Steps for Writing a Complaint Letter
- You should clearly understand the problem.
- After writing a formal heading and greeting, state the reason why you are writing your letter to the authorities. Inform your addressee about your reaction to certain events or products.
- Describe your problem. First, use a description of the issue you think is appropriate and then provide some detailed background information; describe the circumstances that resulted in your dissatisfaction. Then, expand on the effects and consequences the problem had—show what damage you’ve suffered.
- After you’ve described your problem, you must state what exactly you want your addressee to do in accordance with the situation. You can ask him or her to investigate the situation to identify those responsible for it, demand compensation, ask for some corrections, and so on. Optionally, you can add a warning; this may be a threat to have a trial in regard to the case, break a business partnership, or perform other actions that are undesirable for the addressee.
- Write a closing for your letter. Be polite here; express your hope for a peaceful and mutually-beneficial resolution of the situation or your regrets about such an unfortunate misunderstanding.
Some possible reasons for submitting a complaint letter are:
- the poor quality of purchased products or provided services
- the laziness of officials
- unfair treatment
- misconduct of the authorities at the workplace
- the domination of children by teachers at school
- an infringement of rights
Key Points to Consider
- What is important to remember about writing and sending complaint letters is they should be done on time. This is especially crucial if your complaint refers to products which are covered within a warranty period. Products purchased through the Internet often have time limits, during which a customer may demand a return or replacement of defected parts.
- A complaint letter written in a concise manner and straight to the point is better than a long one filled with unnecessary details. Complaint letters are often written in short paragraphs and the length of a whole letter is usually no longer than one page.
- It may take some time for your complaint to be satisfied, so expecting immediate results is unreasonable. However, specifying an exact date by which you will wait for a response, or expect the problem to be resolved, will play in your favor.
- In the case of several complaint letters being sent to resolve a single issue and your desired results are still not met, write to someone who is higher in the chain of command and mention the inactivity of those of the lower ranks.
Do and Don’t
Common Mistakes When Writing a Complaint Letter
– Being vague. Since a complaint letter is an important document that can sometimes even be used in court cases when you choose to go to the law in order to solve your problem, be as specific as you can with regards to the incident that occurred, adding names, dates, and so on.
– Expressing your negative emotions in an offensive way. You can afford yourself to express reasonable disappointment in your complaint letter, but not rage.

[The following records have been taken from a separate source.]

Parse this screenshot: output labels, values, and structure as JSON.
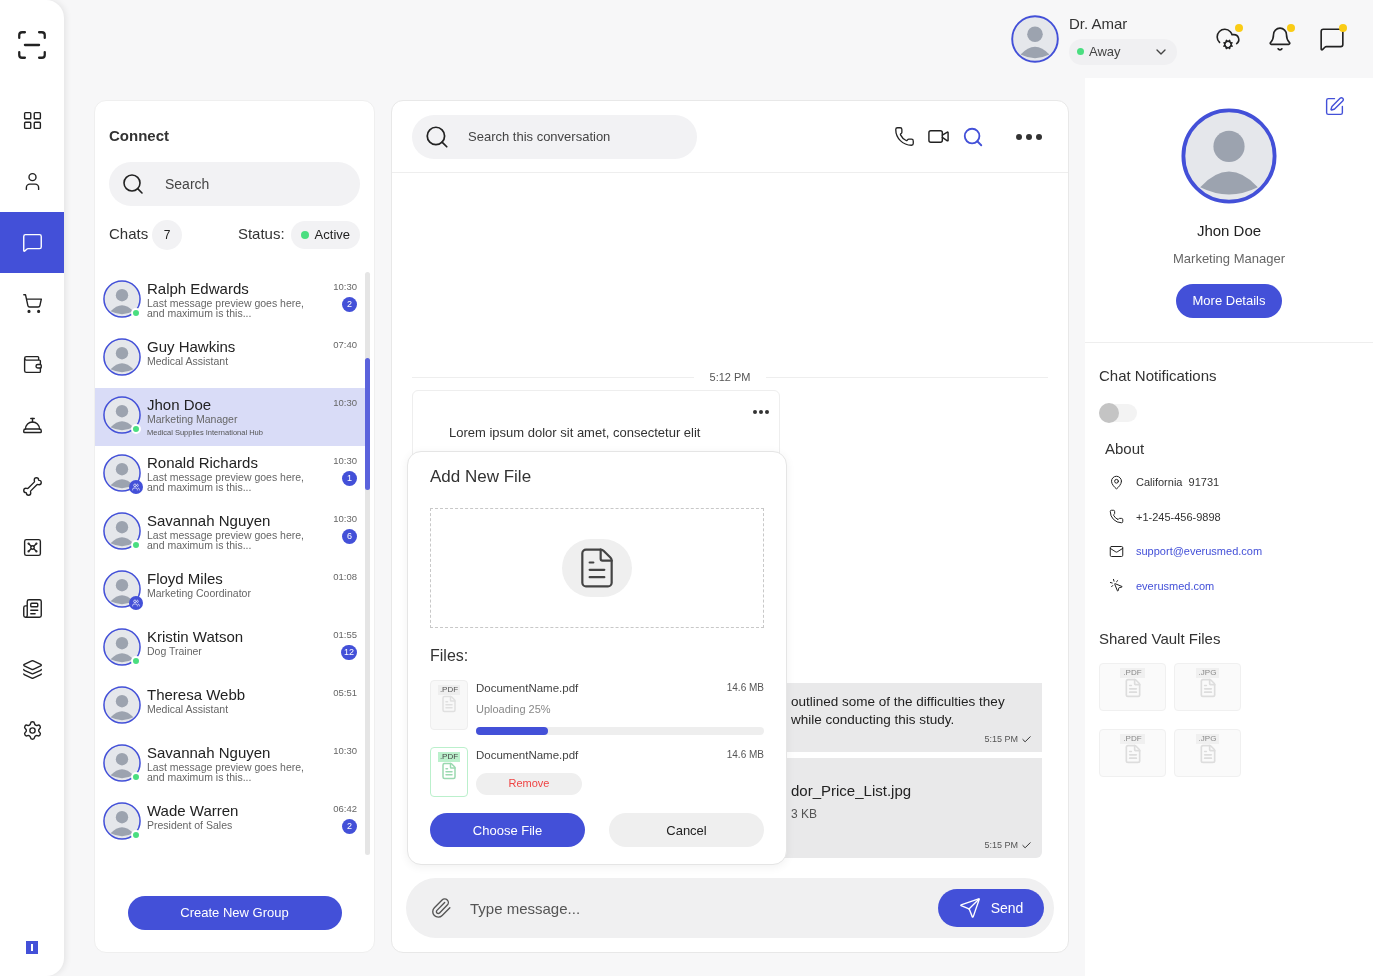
{
  "sidebar": {
    "items": [
      {
        "selected": false
      },
      {
        "selected": false
      },
      {
        "selected": true
      },
      {
        "selected": false
      },
      {
        "selected": false
      },
      {
        "selected": false
      },
      {
        "selected": false
      },
      {
        "selected": false
      },
      {
        "selected": false
      },
      {
        "selected": false
      },
      {
        "selected": false
      }
    ]
  },
  "topbar": {
    "user": {
      "name": "Dr. Amar",
      "status": "Away"
    },
    "notifications": [
      {
        "dot": true
      },
      {
        "dot": true
      },
      {
        "dot": true
      }
    ]
  },
  "connect": {
    "title": "Connect",
    "search": {
      "placeholder": "Search"
    },
    "chats_label": "Chats",
    "chats_count": "7",
    "status_label": "Status:",
    "status": "Active",
    "contacts": [
      {
        "kind": "online",
        "name": "Ralph Edwards",
        "subtitle": "Last message preview goes here, and maximum is this...",
        "time": "10:30",
        "unread": "2",
        "selected": false
      },
      {
        "kind": "plain",
        "name": "Guy Hawkins",
        "subtitle": "Medical Assistant",
        "time": "07:40",
        "selected": false
      },
      {
        "kind": "online",
        "name": "Jhon Doe",
        "subtitle": "Marketing Manager",
        "detail": "Medical Supplies International Hub",
        "time": "10:30",
        "selected": true
      },
      {
        "kind": "group",
        "name": "Ronald Richards",
        "subtitle": "Last message preview goes here, and maximum is this...",
        "time": "10:30",
        "unread": "1",
        "selected": false
      },
      {
        "kind": "online",
        "name": "Savannah Nguyen",
        "subtitle": "Last message preview goes here, and maximum is this...",
        "time": "10:30",
        "unread": "6",
        "selected": false
      },
      {
        "kind": "group",
        "name": "Floyd Miles",
        "subtitle": "Marketing Coordinator",
        "time": "01:08",
        "selected": false
      },
      {
        "kind": "online",
        "name": "Kristin Watson",
        "subtitle": "Dog Trainer",
        "time": "01:55",
        "unread": "12",
        "selected": false
      },
      {
        "kind": "plain",
        "name": "Theresa Webb",
        "subtitle": "Medical Assistant",
        "time": "05:51",
        "selected": false
      },
      {
        "kind": "online",
        "name": "Savannah Nguyen",
        "subtitle": "Last message preview goes here, and maximum is this...",
        "time": "10:30",
        "selected": false
      },
      {
        "kind": "online",
        "name": "Wade Warren",
        "subtitle": "President of Sales",
        "time": "06:42",
        "unread": "2",
        "selected": false
      }
    ],
    "create_button": "Create New Group"
  },
  "conversation": {
    "search": {
      "placeholder": "Search this conversation"
    },
    "date": "5:12 PM",
    "incoming": {
      "text": "Lorem ipsum dolor sit amet, consectetur elit"
    },
    "outgoing": [
      {
        "kind": "text",
        "lines": [
          "outlined some of the difficulties they",
          "while conducting this study."
        ],
        "time": "5:15 PM"
      },
      {
        "kind": "file",
        "name": "dor_Price_List.jpg",
        "size": "3 KB",
        "time": "5:15 PM"
      }
    ],
    "composer": {
      "placeholder": "Type message...",
      "send": "Send"
    }
  },
  "dialog": {
    "title": "Add New File",
    "files_label": "Files:",
    "files": [
      {
        "kind": "uploading",
        "name": "DocumentName.pdf",
        "size": "14.6 MB",
        "type": ".PDF",
        "status": "Uploading 25%",
        "level": 0.25
      },
      {
        "kind": "done",
        "name": "DocumentName.pdf",
        "size": "14.6 MB",
        "type": ".PDF",
        "action": "Remove"
      }
    ],
    "choose": "Choose File",
    "cancel": "Cancel"
  },
  "profile": {
    "name": "Jhon Doe",
    "role": "Marketing Manager",
    "button": "More Details",
    "notifications_label": "Chat Notifications",
    "notifications_on": false,
    "about_title": "About",
    "about": [
      {
        "kind": "location",
        "text": "California  91731"
      },
      {
        "kind": "phone",
        "text": "+1-245-456-9898"
      },
      {
        "kind": "email",
        "text": "support@everusmed.com"
      },
      {
        "kind": "web",
        "text": "everusmed.com"
      }
    ],
    "vault_title": "Shared Vault Files",
    "vault_files": [
      {
        "type": ".PDF"
      },
      {
        "type": ".JPG"
      },
      {
        "type": ".PDF"
      },
      {
        "type": ".JPG"
      }
    ]
  }
}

– Sending a handwritten copy of the complaint letter. This reduces the seriousness of your claim, especially if the letter contains grammatical and punctuation mistakes.
– Threatening legal action in your first communication. First of all, try to negotiate with a resolution to your problem. Mention legal action only when you see your recipient isn’t willing to satisfy your requests.
See our complaint letter samples here.